One particular afternoon, I sat across the desk from my priest, my tears falling with abandon, pouring my sorrows out. He listened and then, quite unexpectedly, inquired about the bond with my earthly father. Confused, I shared that it had often been contentious between us. Gently, my priest submitted that  this brokenness may have created a stumbling block in my path to God, the Father. Suddenly, a narrow stream of light penetrated my darkness and God began to heal me; to rebuild the relationship I’d unknowingly walled off. Like clay that becomes soft in the hands of the potter, so was my heart now ready to be remolded.

Providentially at this same time, I was led to a spiritual director. Our time together would be brief due to a relocation on his part, but that didn’t matter. At our first meeting, he created for me a new  image, a visual picture of God as a loving Father.
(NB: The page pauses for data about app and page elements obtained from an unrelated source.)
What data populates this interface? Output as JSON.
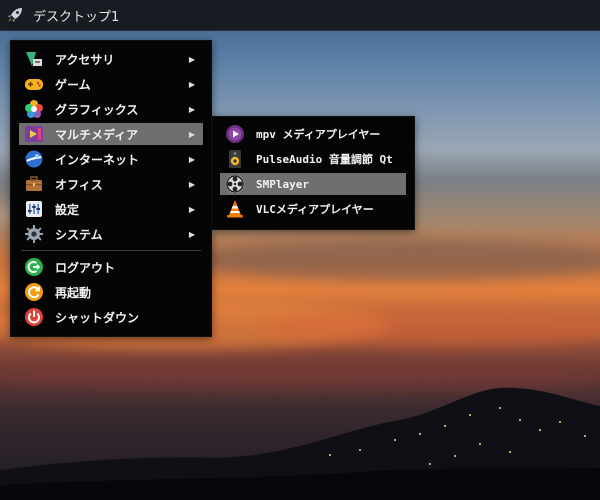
{
  "panel": {
    "title": "デスクトップ1"
  },
  "menu": {
    "items": [
      {
        "label": "アクセサリ",
        "icon": "accessories-icon"
      },
      {
        "label": "ゲーム",
        "icon": "gamepad-icon"
      },
      {
        "label": "グラフィックス",
        "icon": "graphics-icon"
      },
      {
        "label": "マルチメディア",
        "icon": "multimedia-icon"
      },
      {
        "label": "インターネット",
        "icon": "internet-icon"
      },
      {
        "label": "オフィス",
        "icon": "office-icon"
      },
      {
        "label": "設定",
        "icon": "settings-icon"
      },
      {
        "label": "システム",
        "icon": "system-gear-icon"
      }
    ],
    "actions": [
      {
        "label": "ログアウト",
        "icon": "logout-icon"
      },
      {
        "label": "再起動",
        "icon": "reboot-icon"
      },
      {
        "label": "シャットダウン",
        "icon": "shutdown-icon"
      }
    ],
    "active_index": 3
  },
  "submenu": {
    "items": [
      {
        "label": "mpv メディアプレイヤー",
        "icon": "mpv-icon"
      },
      {
        "label": "PulseAudio 音量調節 Qt",
        "icon": "speaker-icon"
      },
      {
        "label": "SMPlayer",
        "icon": "smplayer-icon"
      },
      {
        "label": "VLCメディアプレイヤー",
        "icon": "vlc-cone-icon"
      }
    ],
    "active_index": 2
  },
  "colors": {
    "highlight": "#6f6f6f",
    "menu_bg": "#050506",
    "panel_bg": "#171b22"
  }
}
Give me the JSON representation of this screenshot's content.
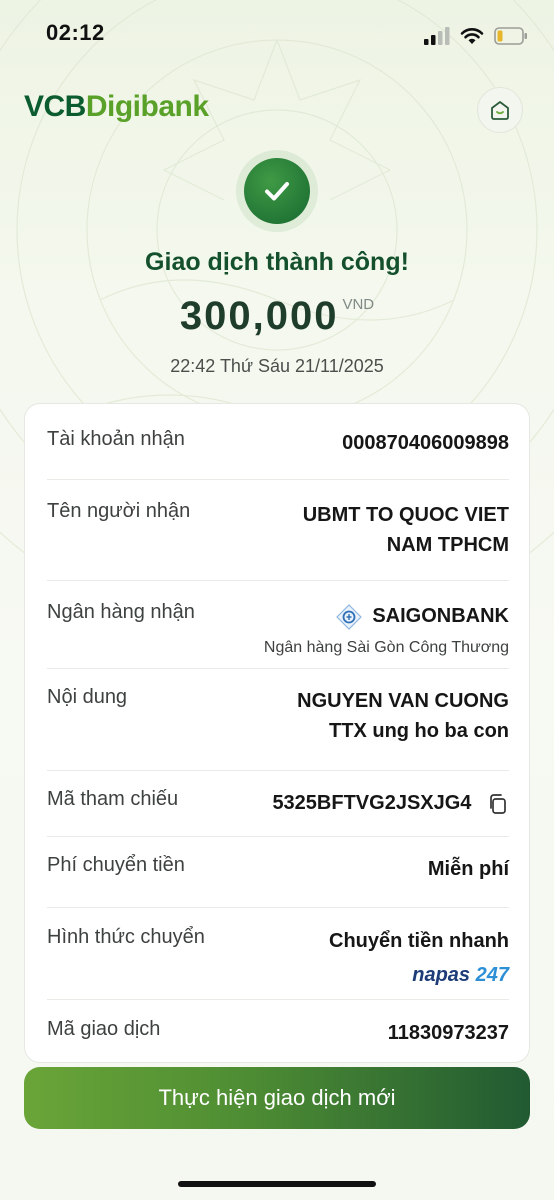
{
  "status_bar": {
    "time": "02:12"
  },
  "header": {
    "brand_part1": "VCB",
    "brand_part2": "Digibank",
    "home_icon": "home-icon"
  },
  "result": {
    "title": "Giao dịch thành công!",
    "amount": "300,000",
    "currency": "VND",
    "datetime": "22:42 Thứ Sáu 21/11/2025"
  },
  "details": {
    "account": {
      "label": "Tài khoản nhận",
      "value": "000870406009898"
    },
    "recipient": {
      "label": "Tên người nhận",
      "value_line1": "UBMT TO QUOC VIET",
      "value_line2": "NAM TPHCM"
    },
    "bank": {
      "label": "Ngân hàng nhận",
      "value": "SAIGONBANK",
      "subvalue": "Ngân hàng Sài Gòn Công Thương"
    },
    "content": {
      "label": "Nội dung",
      "value_line1": "NGUYEN VAN CUONG",
      "value_line2": "TTX ung ho ba con"
    },
    "reference": {
      "label": "Mã tham chiếu",
      "value": "5325BFTVG2JSXJG4",
      "copy_icon": "copy-icon"
    },
    "fee": {
      "label": "Phí chuyển tiền",
      "value": "Miễn phí"
    },
    "method": {
      "label": "Hình thức chuyển",
      "value": "Chuyển tiền nhanh",
      "brand_a": "napas",
      "brand_b": "247"
    },
    "transaction": {
      "label": "Mã giao dịch",
      "value": "11830973237"
    }
  },
  "actions": {
    "new_transaction": "Thực hiện giao dịch mới"
  },
  "colors": {
    "brand_dark": "#0b5c2f",
    "brand_light": "#5aa12a",
    "success": "#17682f"
  }
}
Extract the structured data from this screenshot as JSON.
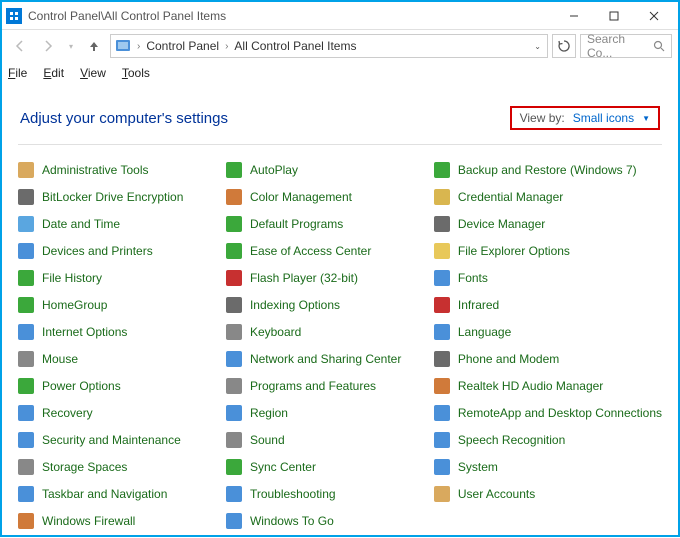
{
  "window": {
    "title": "Control Panel\\All Control Panel Items"
  },
  "address": {
    "crumb1": "Control Panel",
    "crumb2": "All Control Panel Items"
  },
  "search": {
    "placeholder": "Search Co..."
  },
  "menu": {
    "file": "File",
    "edit": "Edit",
    "view": "View",
    "tools": "Tools"
  },
  "heading": "Adjust your computer's settings",
  "viewby": {
    "label": "View by:",
    "value": "Small icons"
  },
  "items": {
    "r0c0": "Administrative Tools",
    "r0c1": "AutoPlay",
    "r0c2": "Backup and Restore (Windows 7)",
    "r1c0": "BitLocker Drive Encryption",
    "r1c1": "Color Management",
    "r1c2": "Credential Manager",
    "r2c0": "Date and Time",
    "r2c1": "Default Programs",
    "r2c2": "Device Manager",
    "r3c0": "Devices and Printers",
    "r3c1": "Ease of Access Center",
    "r3c2": "File Explorer Options",
    "r4c0": "File History",
    "r4c1": "Flash Player (32-bit)",
    "r4c2": "Fonts",
    "r5c0": "HomeGroup",
    "r5c1": "Indexing Options",
    "r5c2": "Infrared",
    "r6c0": "Internet Options",
    "r6c1": "Keyboard",
    "r6c2": "Language",
    "r7c0": "Mouse",
    "r7c1": "Network and Sharing Center",
    "r7c2": "Phone and Modem",
    "r8c0": "Power Options",
    "r8c1": "Programs and Features",
    "r8c2": "Realtek HD Audio Manager",
    "r9c0": "Recovery",
    "r9c1": "Region",
    "r9c2": "RemoteApp and Desktop Connections",
    "r10c0": "Security and Maintenance",
    "r10c1": "Sound",
    "r10c2": "Speech Recognition",
    "r11c0": "Storage Spaces",
    "r11c1": "Sync Center",
    "r11c2": "System",
    "r12c0": "Taskbar and Navigation",
    "r12c1": "Troubleshooting",
    "r12c2": "User Accounts",
    "r13c0": "Windows Firewall",
    "r13c1": "Windows To Go"
  },
  "icon_colors": {
    "r0c0": "#d9a95e",
    "r0c1": "#3ba83b",
    "r0c2": "#3ba83b",
    "r1c0": "#6b6b6b",
    "r1c1": "#d07a3a",
    "r1c2": "#d9b64f",
    "r2c0": "#5aa6e0",
    "r2c1": "#3ba83b",
    "r2c2": "#6b6b6b",
    "r3c0": "#4a90d9",
    "r3c1": "#3ba83b",
    "r3c2": "#e8c85a",
    "r4c0": "#3ba83b",
    "r4c1": "#c73030",
    "r4c2": "#4a90d9",
    "r5c0": "#3ba83b",
    "r5c1": "#6b6b6b",
    "r5c2": "#c73030",
    "r6c0": "#4a90d9",
    "r6c1": "#888",
    "r6c2": "#4a90d9",
    "r7c0": "#888",
    "r7c1": "#4a90d9",
    "r7c2": "#6b6b6b",
    "r8c0": "#3ba83b",
    "r8c1": "#888",
    "r8c2": "#d07a3a",
    "r9c0": "#4a90d9",
    "r9c1": "#4a90d9",
    "r9c2": "#4a90d9",
    "r10c0": "#4a90d9",
    "r10c1": "#888",
    "r10c2": "#4a90d9",
    "r11c0": "#888",
    "r11c1": "#3ba83b",
    "r11c2": "#4a90d9",
    "r12c0": "#4a90d9",
    "r12c1": "#4a90d9",
    "r12c2": "#d9a95e",
    "r13c0": "#d07a3a",
    "r13c1": "#4a90d9"
  }
}
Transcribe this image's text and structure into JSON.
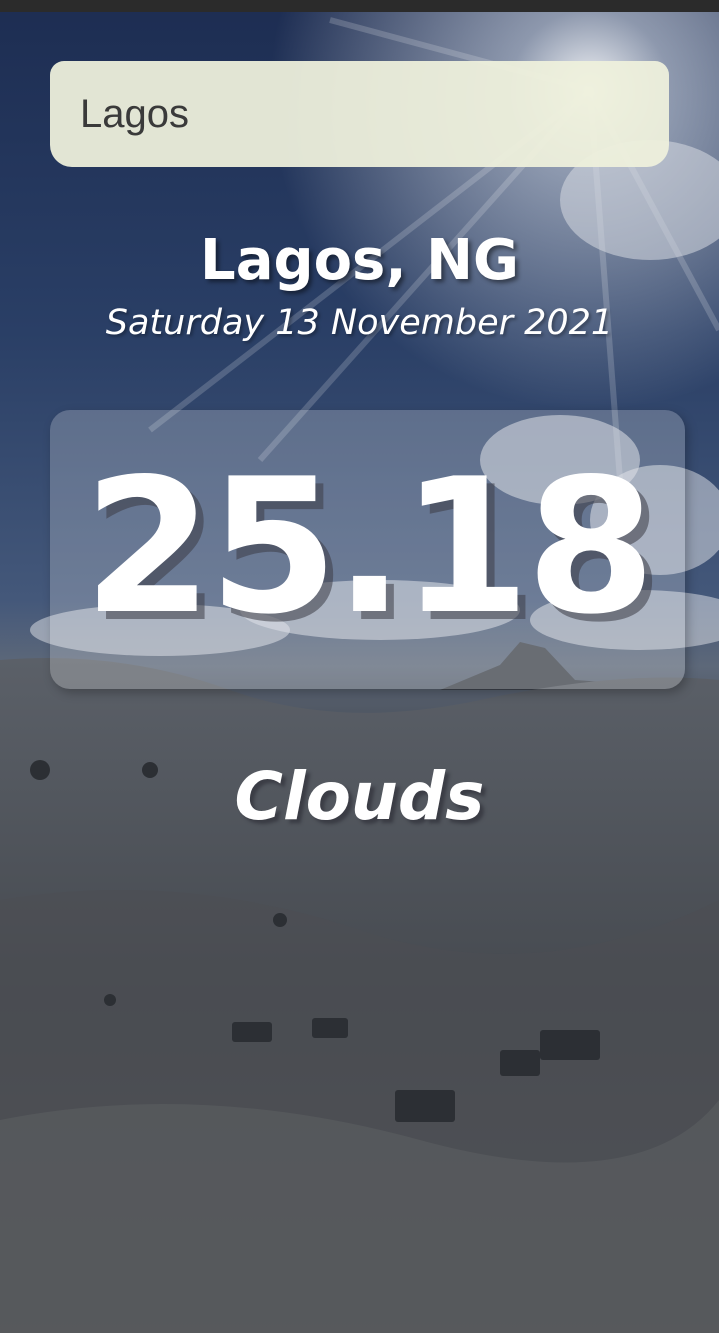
{
  "search": {
    "value": "Lagos",
    "placeholder": ""
  },
  "location": {
    "city_country": "Lagos, NG",
    "date": "Saturday 13 November 2021"
  },
  "weather": {
    "temperature": "25.18",
    "condition": "Clouds"
  },
  "colors": {
    "search_background": "#EEF0DC",
    "text": "#FFFFFF",
    "sky": "#1D2D52"
  }
}
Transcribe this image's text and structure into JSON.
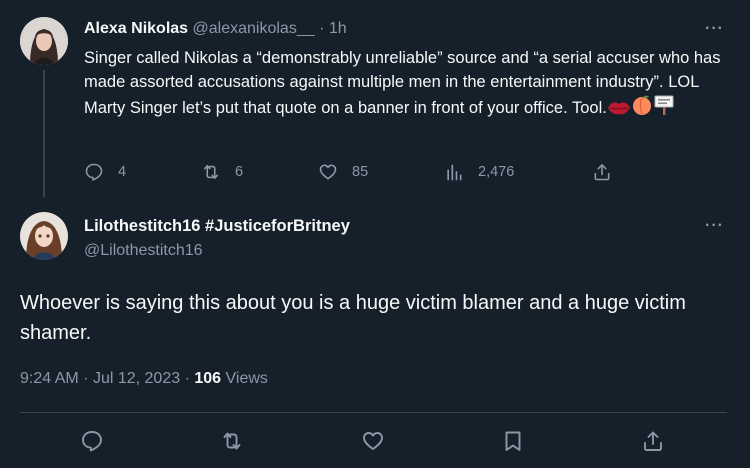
{
  "reply_parent": {
    "author_name": "Alexa Nikolas",
    "author_handle": "@alexanikolas__",
    "separator": "·",
    "time_ago": "1h",
    "more": "···",
    "text": "Singer called Nikolas a “demonstrably unreliable” source and “a serial accuser who has made assorted accusations against multiple men in the entertainment industry”. LOL Marty Singer let’s put that quote on a banner in front of your office. Tool.",
    "emojis": [
      "lips-emoji",
      "peach-emoji",
      "placard-emoji"
    ],
    "stats": {
      "replies": "4",
      "reposts": "6",
      "likes": "85",
      "views": "2,476"
    }
  },
  "main_tweet": {
    "author_name": "Lilothestitch16 #JusticeforBritney",
    "author_handle": "@Lilothestitch16",
    "more": "···",
    "text": "Whoever is saying this about you is a huge victim blamer and a huge victim shamer.",
    "time": "9:24 AM",
    "separator": "·",
    "date": "Jul 12, 2023",
    "separator2": "·",
    "views_count": "106",
    "views_label": "Views"
  },
  "colors": {
    "background": "#15202b",
    "text": "#f7f9f9",
    "muted": "#8b98a5",
    "divider": "#38444d"
  }
}
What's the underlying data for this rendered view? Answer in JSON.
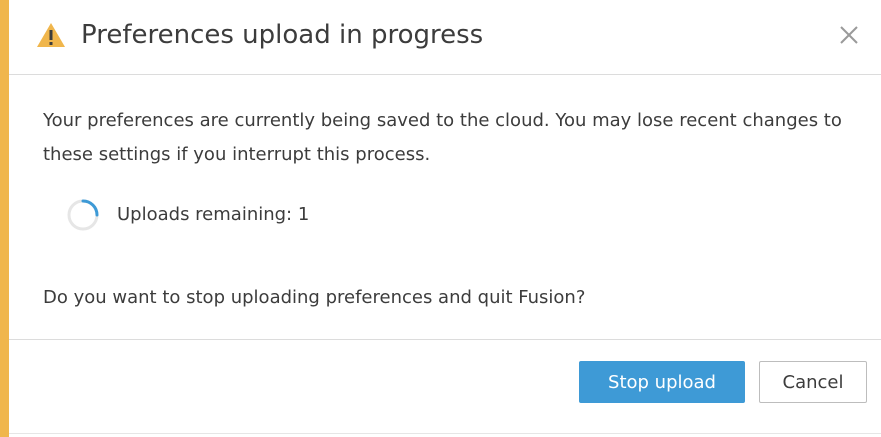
{
  "dialog": {
    "title": "Preferences upload in progress",
    "message": "Your preferences are currently being saved to the cloud. You may lose recent changes to these settings if you interrupt this process.",
    "status": "Uploads remaining: 1",
    "question": "Do you want to stop uploading preferences and quit Fusion?",
    "buttons": {
      "primary_label": "Stop upload",
      "secondary_label": "Cancel"
    },
    "icons": {
      "title_icon": "warning-icon",
      "close_icon": "close-icon",
      "status_icon": "spinner-icon"
    },
    "colors": {
      "accent": "#f0b64c",
      "primary_button": "#3e9ad6",
      "spinner": "#3e9ad6"
    }
  }
}
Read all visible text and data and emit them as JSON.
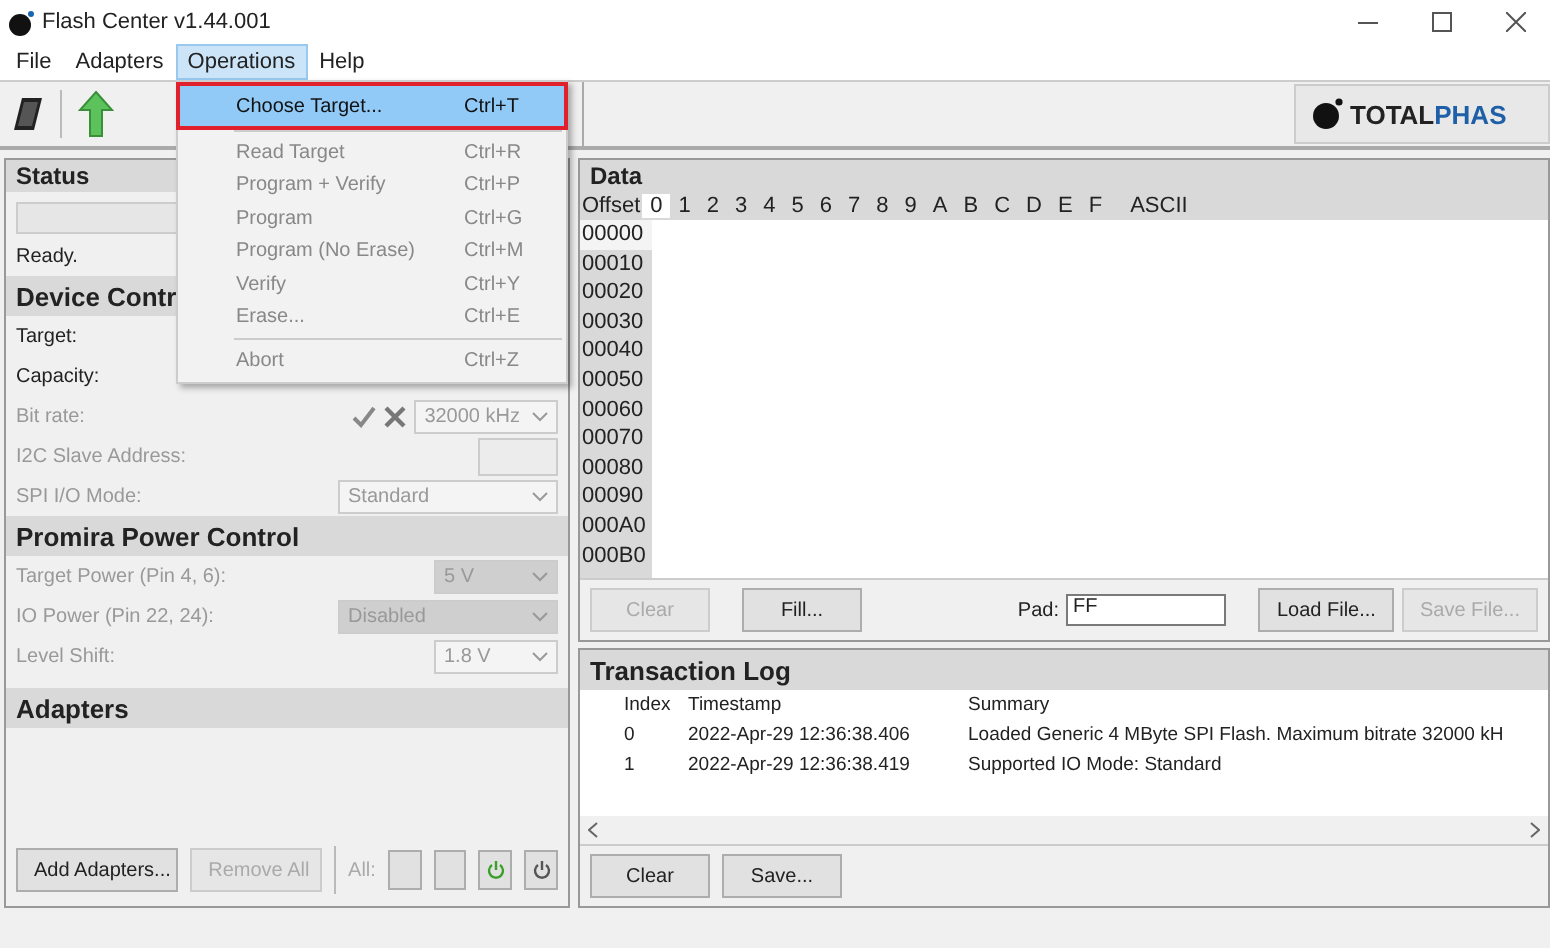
{
  "window": {
    "title": "Flash Center v1.44.001"
  },
  "menu_bar": [
    {
      "label": "File",
      "selected": false
    },
    {
      "label": "Adapters",
      "selected": false
    },
    {
      "label": "Operations",
      "selected": true
    },
    {
      "label": "Help",
      "selected": false
    }
  ],
  "operations_menu": [
    {
      "label": "Choose Target...",
      "shortcut": "Ctrl+T",
      "enabled": true,
      "highlighted": true,
      "separator_before": false
    },
    {
      "label": "Read Target",
      "shortcut": "Ctrl+R",
      "enabled": false,
      "highlighted": false,
      "separator_before": true
    },
    {
      "label": "Program + Verify",
      "shortcut": "Ctrl+P",
      "enabled": false,
      "highlighted": false,
      "separator_before": false
    },
    {
      "label": "Program",
      "shortcut": "Ctrl+G",
      "enabled": false,
      "highlighted": false,
      "separator_before": false
    },
    {
      "label": "Program (No Erase)",
      "shortcut": "Ctrl+M",
      "enabled": false,
      "highlighted": false,
      "separator_before": false
    },
    {
      "label": "Verify",
      "shortcut": "Ctrl+Y",
      "enabled": false,
      "highlighted": false,
      "separator_before": false
    },
    {
      "label": "Erase...",
      "shortcut": "Ctrl+E",
      "enabled": false,
      "highlighted": false,
      "separator_before": false
    },
    {
      "label": "Abort",
      "shortcut": "Ctrl+Z",
      "enabled": false,
      "highlighted": false,
      "separator_before": true
    }
  ],
  "logo": {
    "part_1": "TOTAL",
    "part_2": "PHAS"
  },
  "status": {
    "title": "Status",
    "message": "Ready."
  },
  "device_control": {
    "title": "Device Contr",
    "fields": [
      {
        "label": "Target:",
        "enabled": true,
        "kind": "text"
      },
      {
        "label": "Capacity:",
        "enabled": true,
        "kind": "text"
      },
      {
        "label": "Bit rate:",
        "enabled": false,
        "kind": "confirm_select",
        "value": "32000 kHz",
        "greyed": false
      },
      {
        "label": "I2C Slave Address:",
        "enabled": false,
        "kind": "input"
      },
      {
        "label": "SPI I/O Mode:",
        "enabled": false,
        "kind": "select",
        "value": "Standard",
        "greyed": false
      }
    ]
  },
  "power_control": {
    "title": "Promira Power Control",
    "fields": [
      {
        "label": "Target Power (Pin 4, 6):",
        "enabled": false,
        "kind": "select",
        "value": "5 V",
        "greyed": true
      },
      {
        "label": "IO Power (Pin 22, 24):",
        "enabled": false,
        "kind": "select",
        "value": "Disabled",
        "greyed": true
      },
      {
        "label": "Level Shift:",
        "enabled": false,
        "kind": "select",
        "value": "1.8 V",
        "greyed": false
      }
    ]
  },
  "adapters": {
    "title": "Adapters",
    "buttons": [
      {
        "label": "Add Adapters...",
        "enabled": true
      },
      {
        "label": "Remove All",
        "enabled": false
      }
    ],
    "all_label": "All:",
    "toggles": [
      {
        "kind": "blank"
      },
      {
        "kind": "blank"
      },
      {
        "kind": "power",
        "color": "#3aa02a"
      },
      {
        "kind": "power",
        "color": "#555555"
      }
    ]
  },
  "data": {
    "title": "Data",
    "columns": [
      "Offset",
      "0",
      "1",
      "2",
      "3",
      "4",
      "5",
      "6",
      "7",
      "8",
      "9",
      "A",
      "B",
      "C",
      "D",
      "E",
      "F",
      "ASCII"
    ],
    "offsets": [
      "00000",
      "00010",
      "00020",
      "00030",
      "00040",
      "00050",
      "00060",
      "00070",
      "00080",
      "00090",
      "000A0",
      "000B0"
    ],
    "buttons": [
      {
        "label": "Clear",
        "enabled": false
      },
      {
        "label": "Fill...",
        "enabled": true
      }
    ],
    "pad_label": "Pad:",
    "pad_value": "FF",
    "file_buttons": [
      {
        "label": "Load File...",
        "enabled": true
      },
      {
        "label": "Save File...",
        "enabled": false
      }
    ]
  },
  "transaction_log": {
    "title": "Transaction Log",
    "columns": [
      "Index",
      "Timestamp",
      "Summary"
    ],
    "rows": [
      {
        "index": "0",
        "timestamp": "2022-Apr-29 12:36:38.406",
        "summary": "Loaded Generic 4 MByte SPI Flash. Maximum bitrate 32000 kH"
      },
      {
        "index": "1",
        "timestamp": "2022-Apr-29 12:36:38.419",
        "summary": "Supported IO Mode: Standard"
      }
    ],
    "buttons": [
      {
        "label": "Clear",
        "enabled": true
      },
      {
        "label": "Save...",
        "enabled": true
      }
    ]
  }
}
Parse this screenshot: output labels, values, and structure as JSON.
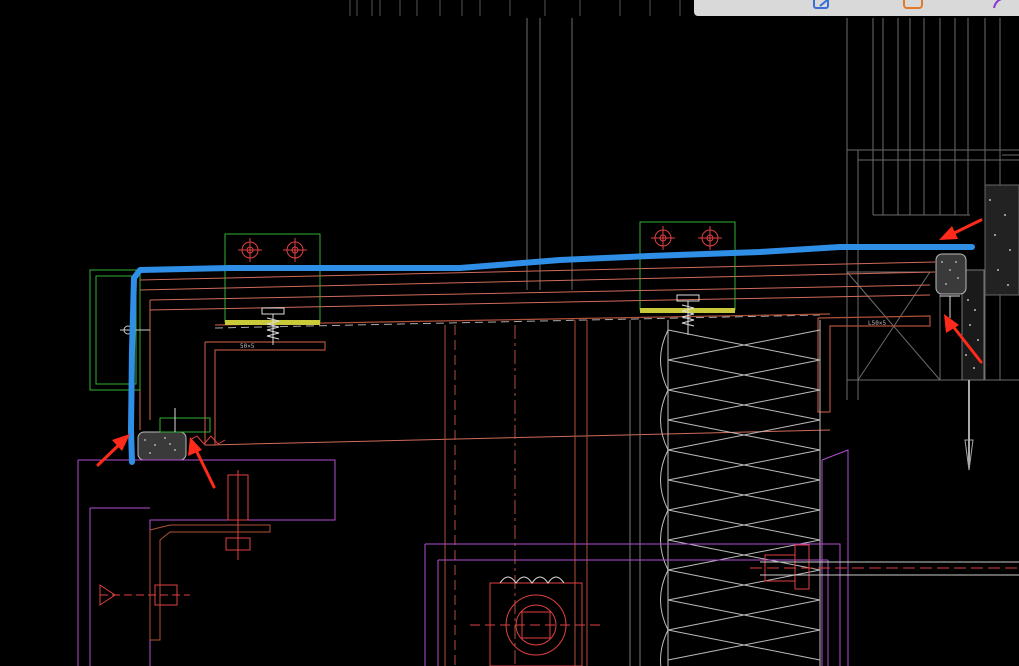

He placed me on my Heavenly Father’s lap and used words like beloved daughter and little princess to describe God’s feelings for me. Until that moment, I had never felt so deeply loved by a male figure before. Based on my life experiences, I had carried around the distorted idea that men loved conditionally and I’d stamped God with that label as well.

The something I’d avoided by praying the rosary was actually a Someone. Understandably, the Trinity is truly One, but in my prayer life I had unconsciously separated the Three Persons because I didn’t feel worthy to speak directly to my Father. With a beautiful new image burned into my memory, I finally felt free to let down my guard and run without constraint straight into the arms of God.

Looking back on this time, I can clearly trace the outline of God’s hand in my life. He made me anew and drew me closer to His Sacred Heart than I’d ever imagined possible. He shared His cross with me and I learned to embrace the bitter-sweetness of suffering. I’d like to say, I discovered the secret to praying well, but I’m still just a work in progress.

My formal prayer times are scattered, but I find my thoughts are often centered on God throughout the day. Whether I’m explaining a Bible story to my kids, ruminating on a verse that’s popped into my thoughts, or attempting to craft a blog post about His work in my life, I find it easiest to simply chat with Him here and there as though He is a member of my family.

Adoration is my staple now and my family has committed to a weekly holy hour together. I relish that time even if, admittedly, it is rarely devoid of distractions with eight kids in tow. But I simply offer it all up to God because I know He wants us all there so that He can shower each one of us with His radiant, unconditional love and unfailing mercy.

Tara K. E. Brelinsky is married to her childhood sweetheart and the home schooling mother of their 8 living children, with 6 more heavenly ones who intercede. You can read more of her musings on her blog “Blessings In Brelinskyville” (www.